Me: Wow. Harsh. Okay, so Im too old to play myself and too fat to play myself. Who did you have in mind to play me, instead of me?
Producer: We were thinking along the lines of maybe an Amy Adams or a Megan Fox.
Me: But those actors look nothing at all like me!
Producers: Exactly. We would also like to switch out your 2 cats for 2 children. People generally hate cats, and let’s be honest: nobody cares about a childless, fat widow. We need to give the story a couple of kids. Tears at the heartstrings.
Me: But that isnt MY story! We didn’t get to have our family. He died too soon. THAT’S the story that tears at your heartstrings! The truth!

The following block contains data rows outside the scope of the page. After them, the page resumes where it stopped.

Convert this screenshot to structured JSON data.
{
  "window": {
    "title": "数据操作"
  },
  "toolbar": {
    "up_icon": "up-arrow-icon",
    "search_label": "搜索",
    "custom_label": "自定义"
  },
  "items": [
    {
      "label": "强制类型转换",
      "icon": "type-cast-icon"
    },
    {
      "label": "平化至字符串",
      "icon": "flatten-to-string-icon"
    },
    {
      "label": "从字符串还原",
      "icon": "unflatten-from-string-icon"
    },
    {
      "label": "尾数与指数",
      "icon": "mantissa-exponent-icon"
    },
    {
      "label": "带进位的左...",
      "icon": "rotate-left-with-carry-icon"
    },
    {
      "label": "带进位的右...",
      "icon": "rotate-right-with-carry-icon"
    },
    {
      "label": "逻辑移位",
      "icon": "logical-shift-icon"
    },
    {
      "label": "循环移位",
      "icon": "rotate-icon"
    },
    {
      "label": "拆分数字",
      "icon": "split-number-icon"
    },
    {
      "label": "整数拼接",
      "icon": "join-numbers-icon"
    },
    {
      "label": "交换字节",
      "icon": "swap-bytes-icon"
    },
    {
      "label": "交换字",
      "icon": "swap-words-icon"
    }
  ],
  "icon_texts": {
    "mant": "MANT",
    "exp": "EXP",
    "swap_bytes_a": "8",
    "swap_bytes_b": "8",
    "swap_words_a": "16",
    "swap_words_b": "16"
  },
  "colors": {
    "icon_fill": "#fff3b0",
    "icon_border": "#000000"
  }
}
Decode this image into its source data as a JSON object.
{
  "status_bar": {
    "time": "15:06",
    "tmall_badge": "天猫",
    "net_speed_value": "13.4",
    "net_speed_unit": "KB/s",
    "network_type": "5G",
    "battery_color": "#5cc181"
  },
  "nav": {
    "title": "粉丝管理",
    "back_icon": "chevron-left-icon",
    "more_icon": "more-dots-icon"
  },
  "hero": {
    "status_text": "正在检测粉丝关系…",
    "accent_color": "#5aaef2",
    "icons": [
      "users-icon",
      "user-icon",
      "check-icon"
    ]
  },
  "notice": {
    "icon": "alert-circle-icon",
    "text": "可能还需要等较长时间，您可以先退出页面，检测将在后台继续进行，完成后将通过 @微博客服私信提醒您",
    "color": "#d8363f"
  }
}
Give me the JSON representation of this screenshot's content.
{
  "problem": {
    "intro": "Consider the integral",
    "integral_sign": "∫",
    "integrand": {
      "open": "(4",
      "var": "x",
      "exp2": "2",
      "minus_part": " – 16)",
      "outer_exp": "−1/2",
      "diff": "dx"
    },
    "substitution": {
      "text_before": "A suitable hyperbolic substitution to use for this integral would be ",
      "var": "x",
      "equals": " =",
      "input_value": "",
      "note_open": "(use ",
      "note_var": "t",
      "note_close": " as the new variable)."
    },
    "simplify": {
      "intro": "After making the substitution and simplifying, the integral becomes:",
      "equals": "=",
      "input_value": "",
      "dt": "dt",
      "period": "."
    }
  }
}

Producers: Yeah, nobody gives a crap about that. Last few things – we need a great chase scene. And we would like Sally Field to play your overly-emotional mother who cries a lot. There should also be flashback scenes with your husband. We would like David Spade for that role. Or Larry the Cable Guy. We need explosions. A bank robbery. A gas leak. Maybe someone like Samuel Jackson tries to kidnap your children? And we want some sort of conflict between your husband and someone else at work. Maybe his partner was jealous because Don got the promotion over him, or maybe Don was cheating on you with his wife, so he shot him to death.
Me: WHAT??? No! Don would never do that to me. He loved me. This is a love story! You are stripping away every single thing that is good about us. This is no longer our story at all. Is there ANYTHING at all that you plan on keeping from my original script? Anything?
Producers: Yes, of course. That bit about your husband being a rainbow. We really loved that. What a great image. That is how the film ends. Megan Fox, playing you, is driving her car through L.A. traffic, and she looks up, and she sees a rainbow. And it is Ron.
Producers: Whatever. She sees the rainbow, and she looks up to the sky and proclaims out loud: “My Husband Is A Rainbow!”, because she has finally found peace in her husband Ron, who comes back to her in the form of a rainbow.
Me: But … you missed the whole point of that story … my husband is NOT a rainbow… he ….. isn’t, he wouldn’t …. oh never mind. Do whatever you want. Any other positively lunatic things you have planned?
Producers: Yes. We are not totally sold on the Megan Fox thing. We may go with a more “urban” cast, in which case, the role of you would be played by that huge chick from “Precious.”
Me: Seriously? Precious can play me but I cant play me? She is waaay bigger than I am!
Producers: True, but fat and black is “sassy.” Fat and white is disgusting.
Me: Okay, I’m done with this insane conversation now. Clearly you people have absolutely no clue how to take a very real and beautiful story and birth it into a film. Even though I’m afraid to ask, my curiousity must know. What is the name of this urban-trainwreck that you call a film?
Producers: “Phat Widow.” Get it? Phat?
Me: Yeah. I get it. Please kill me now. Thank you.
The end. And that, dear friends, is why I am determined to turn this blog into a book one day that will be published. Because I am all about the truth, and we need more truth out there. Truth promotes truth, and it all starts with someone like me – just a fat widow who is brave enough to not lie about who she actually is, and who just wants to tell her story.